Boudreau agreed the first-degree murder charge should not remain, and said she would release her reasons at a later date. She refused to direct the jury on the two charges related to Thompson.
The Crown said Thompson, who had driven McInnis to North Preston, was held in the backseat of his own car while McInnis was pursued and killed.
Thompson was able to escape the next morning and walk to the home of relatives. In his testimony, he claimed to have little memory of what happened that night.
Boudreau’s decision was the second time in the case a charge of first-degree murder against Shawntez Downey was dropped. At the completion of the preliminary inquiry in October 2017, provincial court Judge Elizabeth Buckle also found the Crown’s evidence did not sustain the charge. She committed him to stand trial on a charge of second-degree murder.
The Crown subsequently preferred an indictment against Shawntez Downey — legal jargon for putting the first-degree murder charge back in place.
Daniel Downey also made a bid for a directed verdict and was successful on the robbery charge. The judge agreed the Crown had failed to produce enough evidence to sustain that charge.
Initially, three people — all charged with first-degree murder — were expected to stand trial. But as the case made its way through the courts, the only murder charge to remain was against Shawntez Downey.
Just days before the trial opened, the third man, Nicco Alexander Smith, pleaded guilty to being an accessory. The Crown then moved to have a sweeping publication ban imposed on his case: his name, his guilty plea and his relation to the McInnis homicide could not be reported while the trial was ongoing.
Another man, Judson Falls, had originally been charged with forcible confinement in the case.

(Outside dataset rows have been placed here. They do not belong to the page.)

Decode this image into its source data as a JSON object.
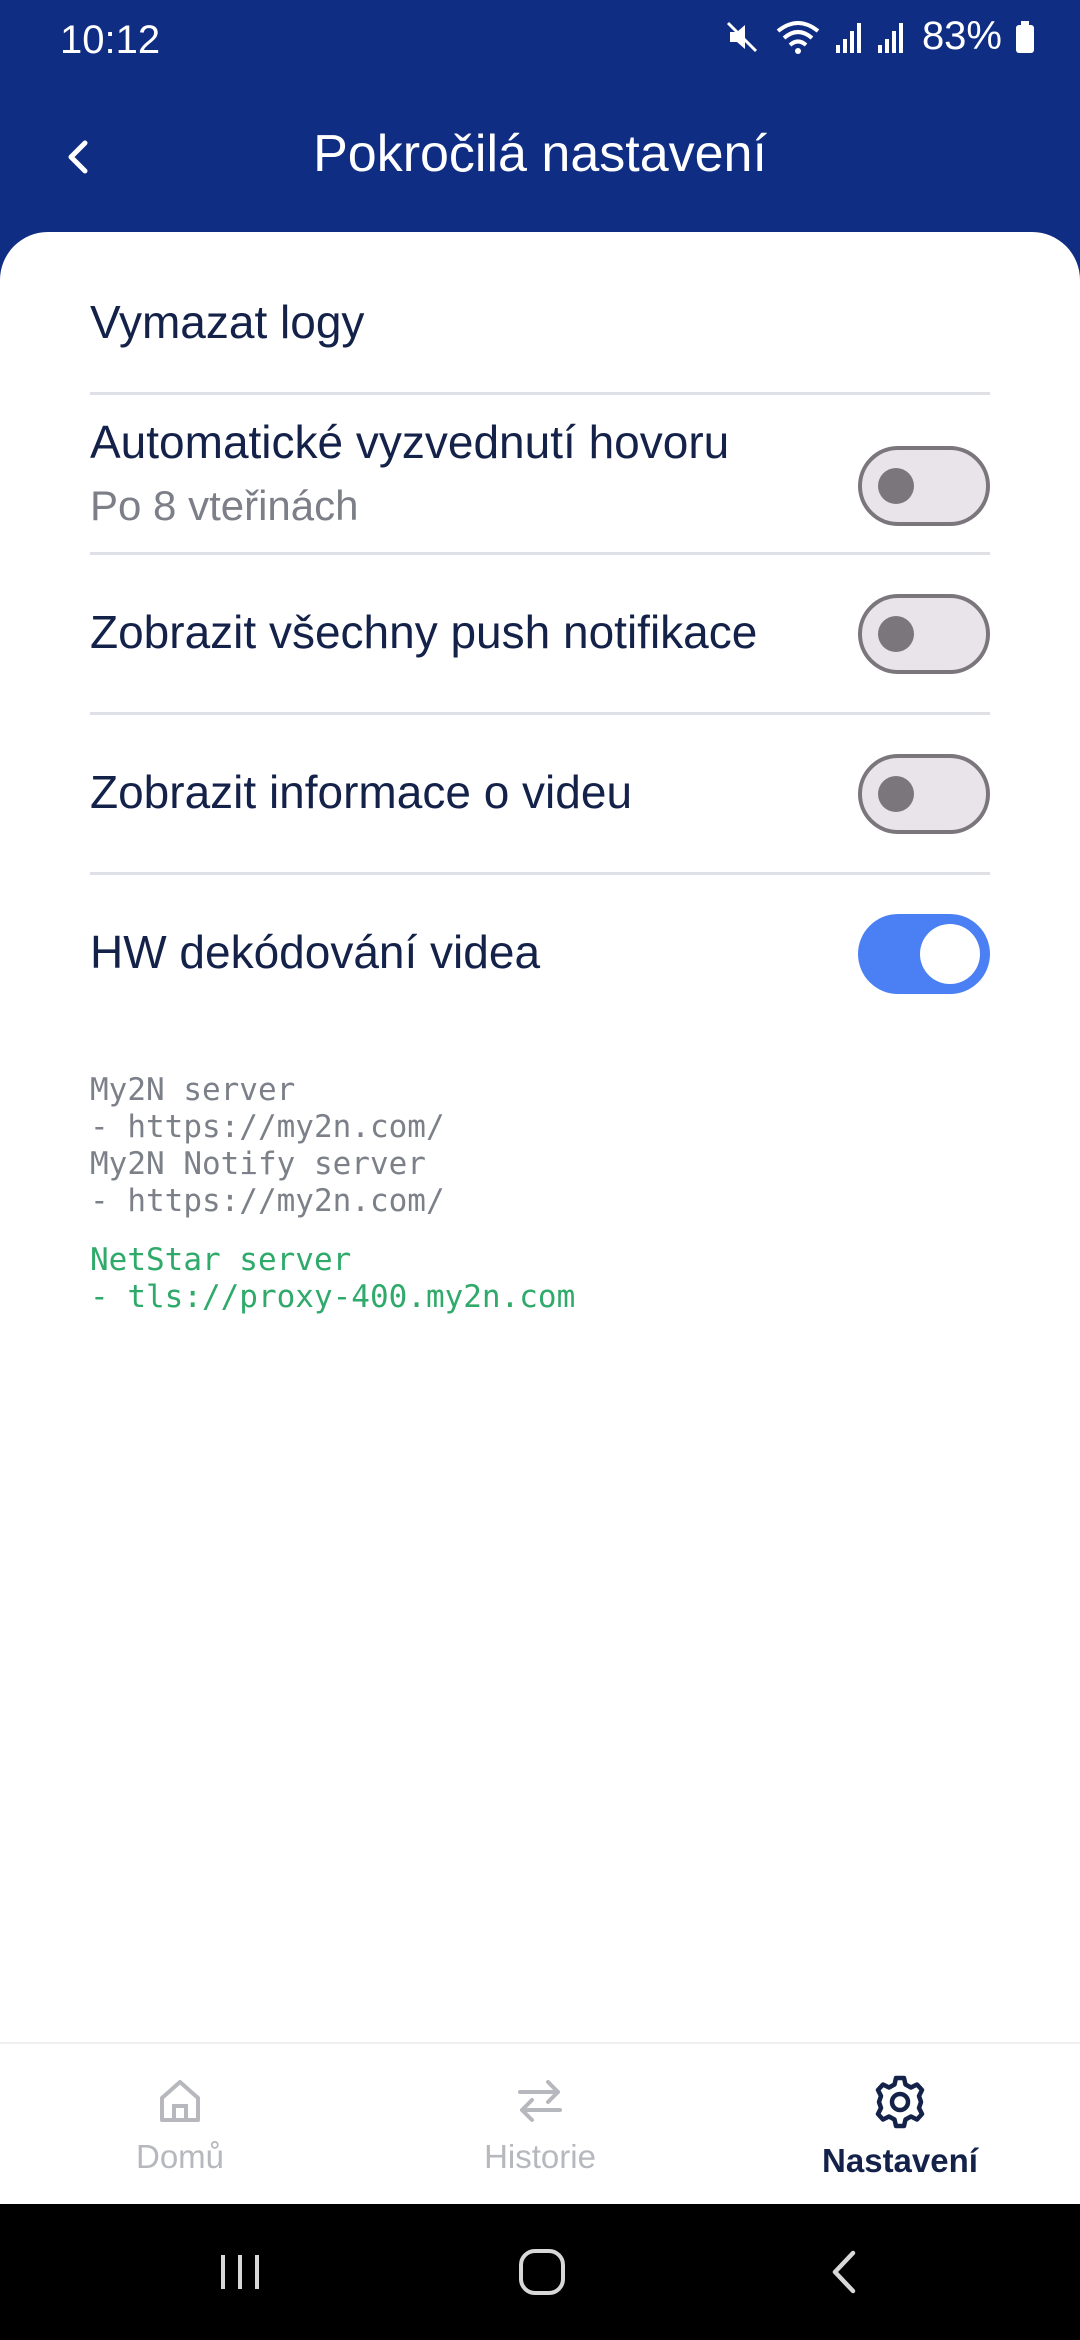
{
  "status_bar": {
    "time": "10:12",
    "battery": "83%",
    "icons": [
      "mute-icon",
      "wifi-icon",
      "signal-icon",
      "signal-icon",
      "battery-icon"
    ]
  },
  "header": {
    "title": "Pokročilá nastavení",
    "back_icon": "chevron-left-icon"
  },
  "settings": {
    "clear_logs": {
      "title": "Vymazat logy"
    },
    "auto_answer": {
      "title": "Automatické vyzvednutí hovoru",
      "subtitle": "Po 8 vteřinách",
      "enabled": false
    },
    "push_notifications": {
      "title": "Zobrazit všechny push notifikace",
      "enabled": false
    },
    "video_info": {
      "title": "Zobrazit informace o videu",
      "enabled": false
    },
    "hw_decoding": {
      "title": "HW dekódování videa",
      "enabled": true
    }
  },
  "server_info": {
    "my2n_server": "My2N server",
    "my2n_server_url": "- https://my2n.com/",
    "my2n_notify_server": "My2N Notify server",
    "my2n_notify_server_url": "- https://my2n.com/",
    "netstar_server": "NetStar server",
    "netstar_server_url": "- tls://proxy-400.my2n.com"
  },
  "bottom_nav": {
    "items": [
      {
        "label": "Domů",
        "icon": "home-icon",
        "active": false
      },
      {
        "label": "Historie",
        "icon": "swap-arrows-icon",
        "active": false
      },
      {
        "label": "Nastavení",
        "icon": "gear-icon",
        "active": true
      }
    ]
  },
  "system_nav": {
    "icons": [
      "recents-icon",
      "home-circle-icon",
      "back-icon"
    ]
  },
  "colors": {
    "header_bg": "#102d84",
    "toggle_on": "#4a80f4",
    "text_primary": "#14224a",
    "server_green": "#2faa6a"
  }
}
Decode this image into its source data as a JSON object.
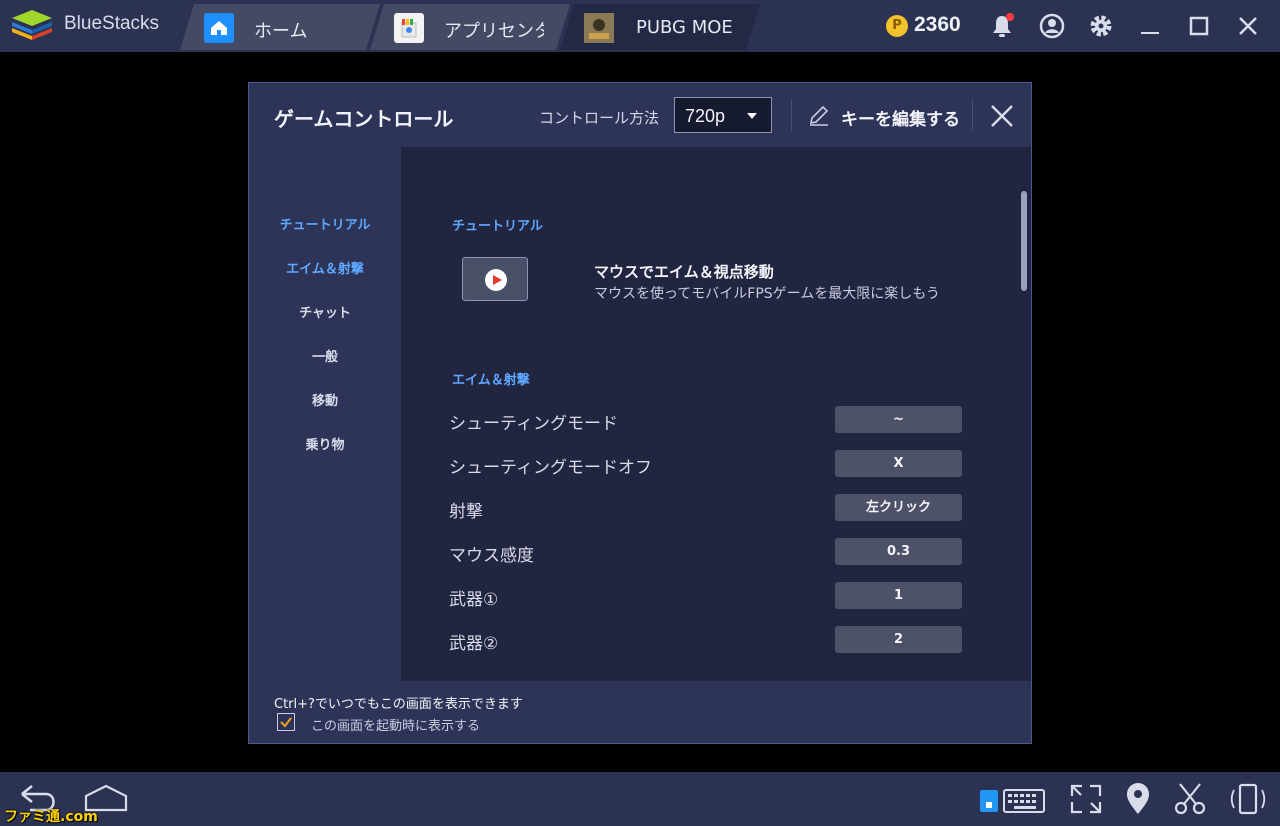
{
  "titlebar": {
    "app_name": "BlueStacks",
    "tabs": [
      {
        "label": "ホーム",
        "icon": "home-icon"
      },
      {
        "label": "アプリセンタ-",
        "icon": "app-center-icon"
      },
      {
        "label": "PUBG MOE",
        "icon": "pubg-icon",
        "active": true
      }
    ],
    "coins": "2360",
    "icons": [
      "bell-icon",
      "account-icon",
      "gear-icon",
      "minimize-icon",
      "maximize-icon",
      "close-icon"
    ]
  },
  "modal": {
    "title": "ゲームコントロール",
    "method_label": "コントロール方法",
    "method_value": "720p",
    "edit_label": "キーを編集する",
    "sidebar": [
      {
        "label": "チュートリアル",
        "active": true
      },
      {
        "label": "エイム＆射撃",
        "active": true
      },
      {
        "label": "チャット"
      },
      {
        "label": "一般"
      },
      {
        "label": "移動"
      },
      {
        "label": "乗り物"
      }
    ],
    "tutorial": {
      "section": "チュートリアル",
      "title": "マウスでエイム＆視点移動",
      "subtitle": "マウスを使ってモバイルFPSゲームを最大限に楽しもう"
    },
    "aim": {
      "section": "エイム＆射撃",
      "rows": [
        {
          "label": "シューティングモード",
          "key": "~"
        },
        {
          "label": "シューティングモードオフ",
          "key": "X"
        },
        {
          "label": "射撃",
          "key": "左クリック"
        },
        {
          "label": "マウス感度",
          "key": "0.3"
        },
        {
          "label": "武器①",
          "key": "1"
        },
        {
          "label": "武器②",
          "key": "2"
        }
      ]
    },
    "footer": {
      "text": "Ctrl+?でいつでもこの画面を表示できます",
      "checkbox_label": "この画面を起動時に表示する",
      "checked": true
    }
  },
  "watermark": "ファミ通.com",
  "colors": {
    "accent": "#5ea8ff",
    "titlebar": "#2c3252",
    "panel": "#2e3458",
    "content": "#222540"
  }
}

That charge was withdrawn and the Crown issued a subpoena to have him brought to court to testify against the Downey brothers.
But the Crown ended its case without calling Falls as a witness and instead focused on the testimony of one man, Ronald Sock.

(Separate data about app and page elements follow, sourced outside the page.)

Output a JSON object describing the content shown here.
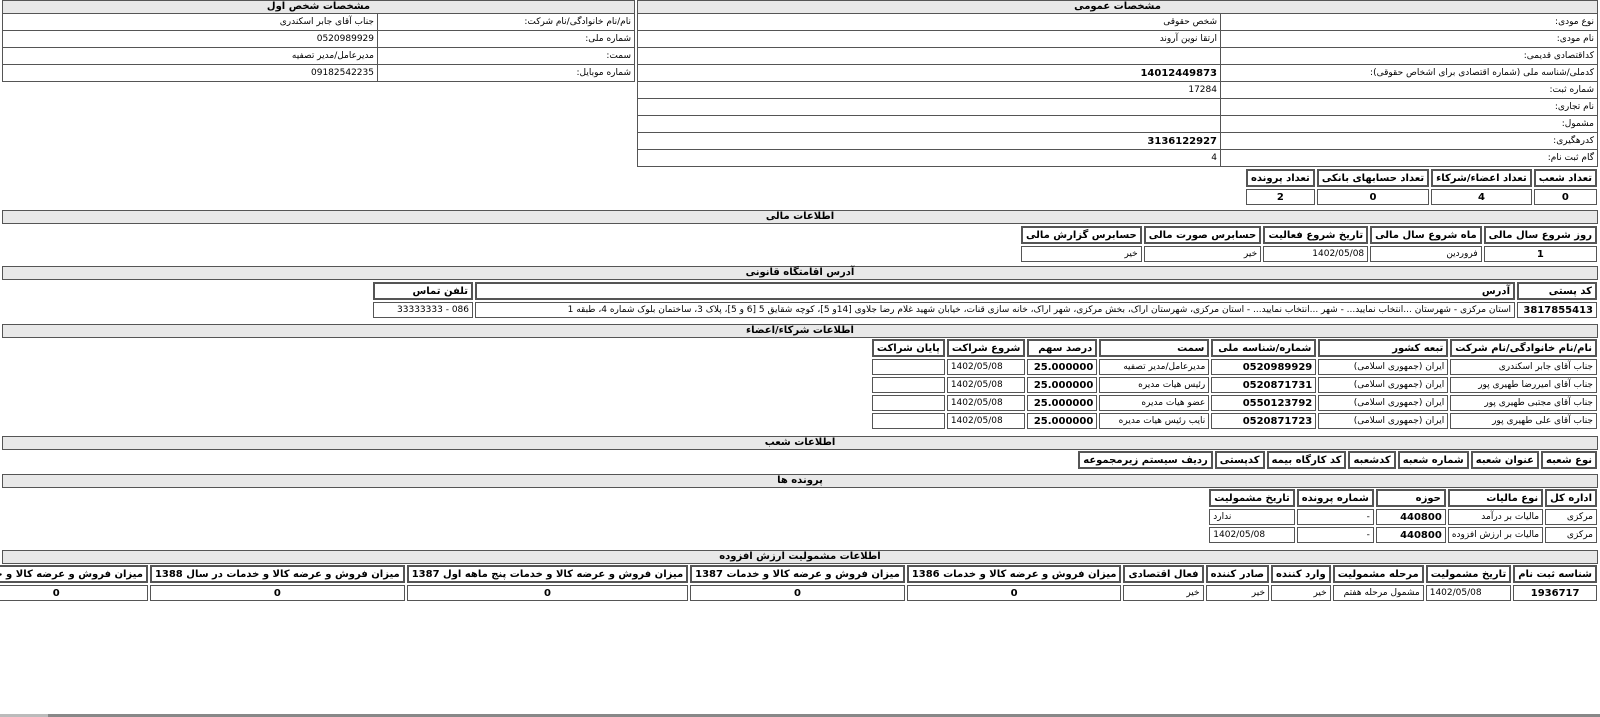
{
  "general": {
    "title": "مشخصات عمومی",
    "rows": [
      {
        "key": "نوع مودی:",
        "value": "شخص حقوقی"
      },
      {
        "key": "نام مودی:",
        "value": "ارتقا نوین آروند"
      },
      {
        "key": "کداقتصادی قدیمی:",
        "value": ""
      },
      {
        "key": "کدملی/شناسه ملی (شماره اقتصادی برای اشخاص حقوقی):",
        "value": "14012449873"
      },
      {
        "key": "شماره ثبت:",
        "value": "17284"
      },
      {
        "key": "نام تجاری:",
        "value": ""
      },
      {
        "key": "مشمول:",
        "value": ""
      },
      {
        "key": "کدرهگیری:",
        "value": "3136122927"
      },
      {
        "key": "گام ثبت نام:",
        "value": "4"
      }
    ]
  },
  "first_person": {
    "title": "مشخصات شخص اول",
    "rows": [
      {
        "key": "نام/نام خانوادگی/نام شرکت:",
        "value": "جناب آقای جابر اسکندری"
      },
      {
        "key": "شماره ملی:",
        "value": "0520989929"
      },
      {
        "key": "سمت:",
        "value": "مدیرعامل/مدیر تصفیه"
      },
      {
        "key": "شماره موبایل:",
        "value": "09182542235"
      }
    ]
  },
  "counts": {
    "headers": [
      "تعداد شعب",
      "تعداد اعضاء/شرکاء",
      "تعداد حسابهای بانکی",
      "تعداد پرونده"
    ],
    "values": [
      "0",
      "4",
      "0",
      "2"
    ]
  },
  "financial": {
    "title": "اطلاعات مالی",
    "headers": [
      "روز شروع سال مالی",
      "ماه شروع سال مالی",
      "تاریخ شروع فعالیت",
      "حسابرس صورت مالی",
      "حسابرس گزارش مالی"
    ],
    "values": [
      "1",
      "فروردین",
      "1402/05/08",
      "خیر",
      "خیر"
    ]
  },
  "address": {
    "title": "آدرس اقامتگاه قانونی",
    "headers": [
      "کد پستی",
      "آدرس",
      "تلفن تماس"
    ],
    "values": [
      "3817855413",
      "استان مرکزی - شهرستان ...انتخاب نمایید... - شهر ...انتخاب نمایید... - استان مرکزی، شهرستان اراک، بخش مرکزی، شهر اراک، خانه سازی قنات، خیابان شهید غلام رضا جلاوی [14و 5]، کوچه شقایق 5 [6 و 5]، پلاک 3، ساختمان بلوک شماره 4، طبقه 1",
      "086 - 33333333"
    ]
  },
  "partners": {
    "title": "اطلاعات شرکاء/اعضاء",
    "headers": [
      "نام/نام خانوادگی/نام شرکت",
      "تبعه کشور",
      "شماره/شناسه ملی",
      "سمت",
      "درصد سهم",
      "شروع شراکت",
      "پایان شراکت"
    ],
    "rows": [
      [
        "جناب آقای جابر اسکندری",
        "ایران (جمهوری اسلامی)",
        "0520989929",
        "مدیرعامل/مدیر تصفیه",
        "25.000000",
        "1402/05/08",
        ""
      ],
      [
        "جناب آقای امیررضا طهیری پور",
        "ایران (جمهوری اسلامی)",
        "0520871731",
        "رئیس هیات مدیره",
        "25.000000",
        "1402/05/08",
        ""
      ],
      [
        "جناب آقای مجتبی طهیری پور",
        "ایران (جمهوری اسلامی)",
        "0550123792",
        "عضو هیات مدیره",
        "25.000000",
        "1402/05/08",
        ""
      ],
      [
        "جناب آقای علی طهیری پور",
        "ایران (جمهوری اسلامی)",
        "0520871723",
        "نایب رئیس هیات مدیره",
        "25.000000",
        "1402/05/08",
        ""
      ]
    ]
  },
  "branches": {
    "title": "اطلاعات شعب",
    "headers": [
      "نوع شعبه",
      "عنوان شعبه",
      "شماره شعبه",
      "کدشعبه",
      "کد کارگاه بیمه",
      "کدپستی",
      "ردیف سیستم زیرمجموعه"
    ]
  },
  "files": {
    "title": "پرونده ها",
    "headers": [
      "اداره کل",
      "نوع مالیات",
      "حوزه",
      "شماره پرونده",
      "تاریخ مشمولیت"
    ],
    "rows": [
      [
        "مرکزی",
        "مالیات بر درآمد",
        "440800",
        "-",
        "ندارد"
      ],
      [
        "مرکزی",
        "مالیات بر ارزش افزوده",
        "440800",
        "-",
        "1402/05/08"
      ]
    ]
  },
  "vat": {
    "title": "اطلاعات مشمولیت ارزش افزوده",
    "headers": [
      "شناسه ثبت نام",
      "تاریخ مشمولیت",
      "مرحله مشمولیت",
      "وارد کننده",
      "صادر کننده",
      "فعال اقتصادی",
      "میزان فروش و عرضه کالا و خدمات 1386",
      "میزان فروش و عرضه کالا و خدمات 1387",
      "میزان فروش و عرضه کالا و خدمات پنج ماهه اول 1387",
      "میزان فروش و عرضه کالا و خدمات در سال 1388",
      "میزان فروش و عرضه کالا و خدمات"
    ],
    "values": [
      "1936717",
      "1402/05/08",
      "مشمول مرحله هفتم",
      "خیر",
      "خیر",
      "خیر",
      "0",
      "0",
      "0",
      "0",
      "0"
    ]
  }
}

Witness under police protection
A great deal of emphasis in this week’s closing arguments focused on Sock’s credibility, as he was the only one to tie Shawntez Downey directly to the murder.
While the jury heard about Sock’s unsavoury past and how he said he restrained Thompson as Shawntez Downey pursued McInnis, they weren’t told he was under police protection when he testified.
Plain-clothes officers escorted him in and out of court each day and sat in the courtroom while he testified. The jury saw none of this, as Sock was seated in the witness box before the jury was brought into the courtroom.
Sock wasn’t the only one to be escorted in and out of the courtroom. While Daniel Downey has been free on conditions, Shawntez Downey remains in custody. He was brought into the courtroom by sheriffs and seated with his lawyers before the jury entered.